> _Exercise material_:
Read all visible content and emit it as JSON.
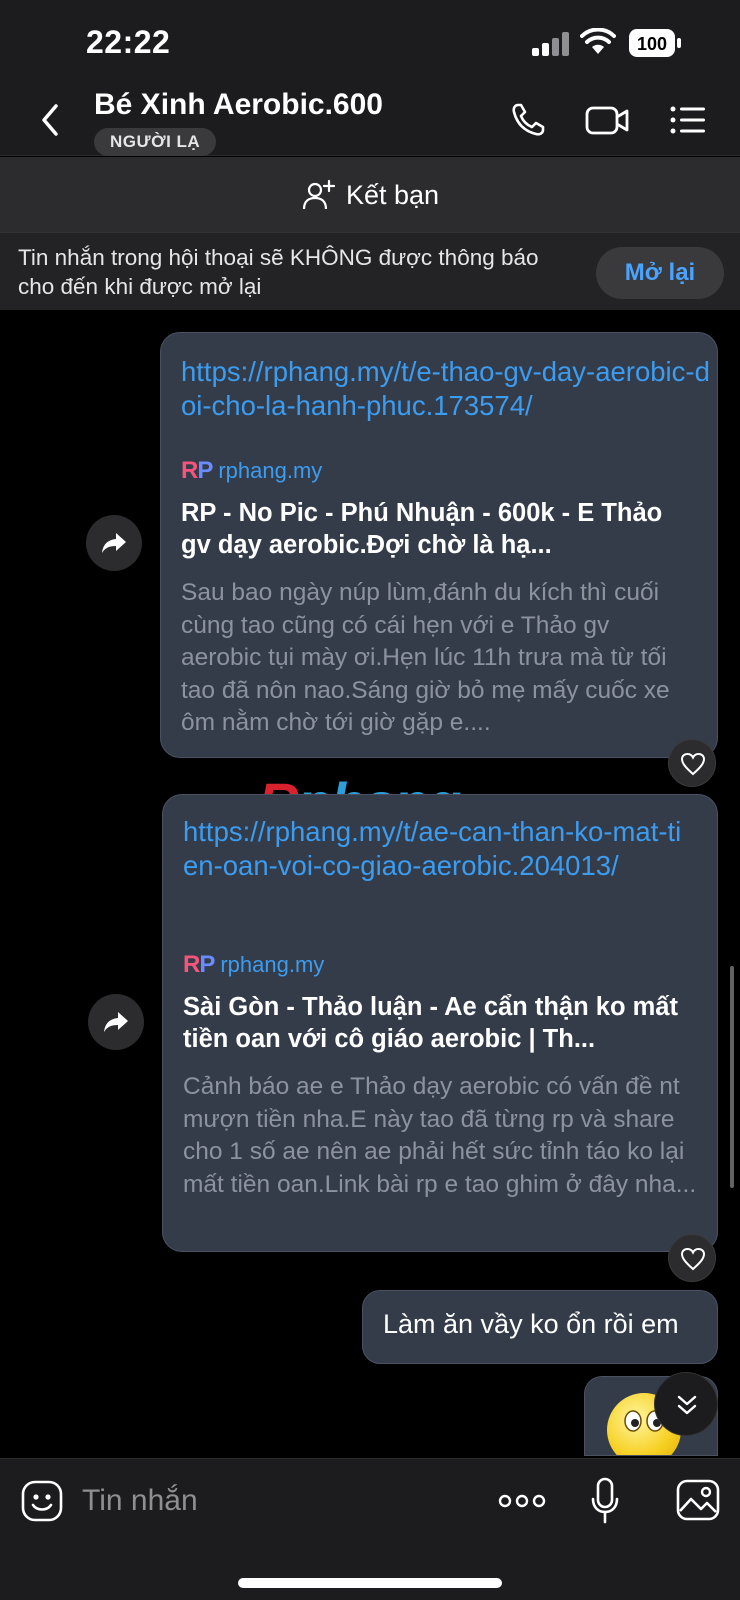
{
  "status_bar": {
    "time": "22:22",
    "battery": "100"
  },
  "header": {
    "title": "Bé Xinh Aerobic.600",
    "badge": "NGƯỜI LẠ",
    "icons": [
      "back-icon",
      "phone-icon",
      "video-icon",
      "menu-icon"
    ]
  },
  "add_friend": {
    "label": "Kết bạn",
    "icon": "add-person-icon"
  },
  "notification": {
    "text": "Tin nhắn trong hội thoại sẽ KHÔNG được thông báo cho đến khi được mở lại",
    "button": "Mở lại"
  },
  "messages": [
    {
      "type": "link",
      "url": "https://rphang.my/t/e-thao-gv-day-aerobic-doi-cho-la-hanh-phuc.173574/",
      "site_logo": "RP",
      "site": "rphang.my",
      "headline": "RP - No Pic - Phú Nhuận - 600k - E Thảo gv dạy aerobic.Đợi chờ là hạ...",
      "description": "Sau bao ngày núp lùm,đánh du kích thì cuối cùng tao cũng có cái hẹn với e Thảo gv aerobic tụi mày ơi.Hẹn lúc 11h trưa mà từ tối tao đã nôn nao.Sáng giờ bỏ mẹ mấy cuốc xe ôm nằm chờ tới giờ gặp e...."
    },
    {
      "type": "link",
      "url": "https://rphang.my/t/ae-can-than-ko-mat-tien-oan-voi-co-giao-aerobic.204013/",
      "site_logo": "RP",
      "site": "rphang.my",
      "headline": "Sài Gòn - Thảo luận - Ae cẩn thận ko mất tiền oan với cô giáo aerobic | Th...",
      "description": "Cảnh báo ae e Thảo dạy aerobic có vấn đề nt mượn tiền nha.E này tao đã từng rp và share cho 1 số ae nên ae phải hết sức tỉnh táo ko lại mất tiền oan.Link bài rp e tao ghim ở  đây nha..."
    },
    {
      "type": "text",
      "text": "Làm ăn vầy ko ổn rồi em"
    },
    {
      "type": "sticker",
      "sticker": "smiley-sticker"
    }
  ],
  "watermark": {
    "part1": "R",
    "part2": "phang"
  },
  "composer": {
    "placeholder": "Tin nhắn"
  },
  "colors": {
    "link": "#3c9cf0",
    "bubble": "#343c4a",
    "background": "#000000",
    "accent": "#4aa3ff"
  }
}
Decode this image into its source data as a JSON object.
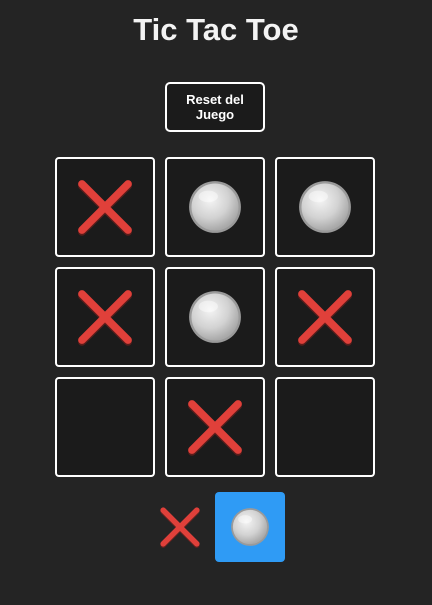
{
  "title": "Tic Tac Toe",
  "reset_label": "Reset del Juego",
  "board": [
    "x",
    "o",
    "o",
    "x",
    "o",
    "x",
    "",
    "x",
    ""
  ],
  "turn": {
    "players": [
      "x",
      "o"
    ],
    "current": "o"
  },
  "icons": {
    "x": "x-mark-icon",
    "o": "circle-icon"
  },
  "colors": {
    "background": "#242424",
    "cell_border": "#ffffff",
    "x_color": "#e0403a",
    "o_color": "#d2d2d2",
    "active_turn": "#2f9bf5"
  }
}
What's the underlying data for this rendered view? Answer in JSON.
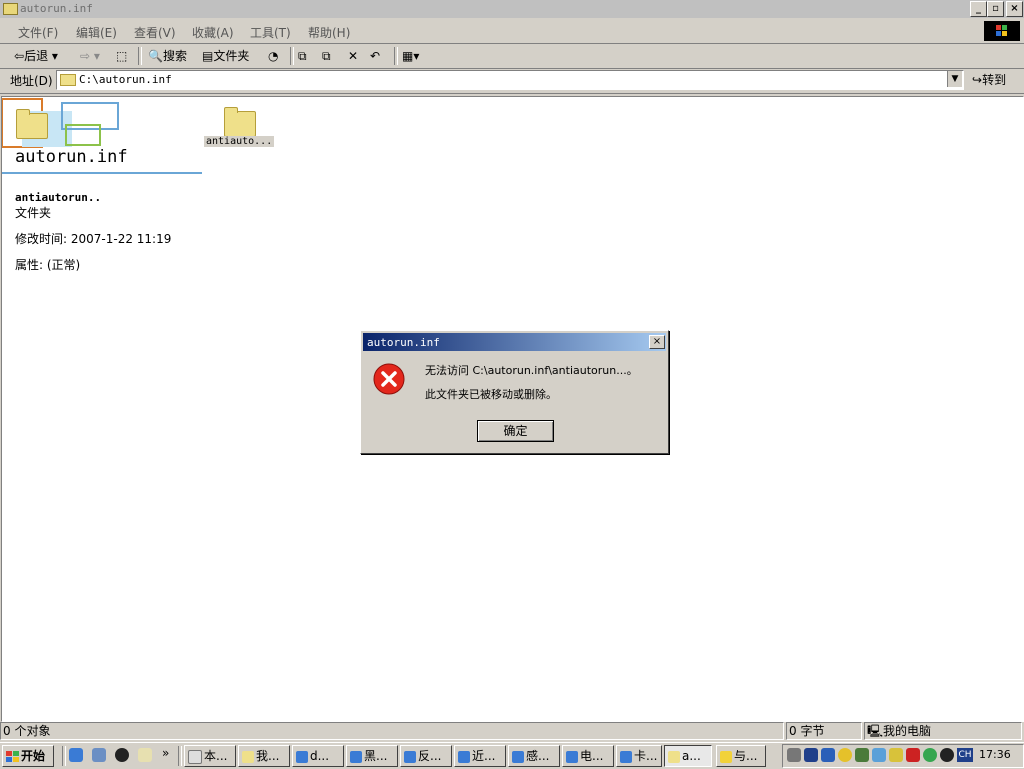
{
  "window": {
    "title": "autorun.inf",
    "menu": [
      "文件(F)",
      "编辑(E)",
      "查看(V)",
      "收藏(A)",
      "工具(T)",
      "帮助(H)"
    ],
    "toolbar": {
      "back": "后退",
      "search": "搜索",
      "folders": "文件夹"
    },
    "address_label": "地址(D)",
    "address_value": "C:\\autorun.inf",
    "go_label": "转到"
  },
  "content": {
    "folder_title": "autorun.inf",
    "folder_item_label": "antiauto...",
    "details": {
      "name": "antiautorun..",
      "type": "文件夹",
      "modified": "修改时间: 2007-1-22 11:19",
      "attributes": "属性: (正常)"
    }
  },
  "dialog": {
    "title": "autorun.inf",
    "message1": "无法访问 C:\\autorun.inf\\antiautorun...。",
    "message2": "此文件夹已被移动或删除。",
    "ok": "确定"
  },
  "status": {
    "objects": "0 个对象",
    "size": "0 字节",
    "location": "我的电脑"
  },
  "taskbar": {
    "start": "开始",
    "buttons": [
      "本...",
      "我...",
      "d...",
      "黑...",
      "反...",
      "近...",
      "感...",
      "电...",
      "卡...",
      "a...",
      "与..."
    ],
    "ime": "CH",
    "clock": "17:36"
  }
}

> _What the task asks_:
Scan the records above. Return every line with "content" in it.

> _Solution to this exercise_:
Read all visible content and emit it as JSON.
  "content": {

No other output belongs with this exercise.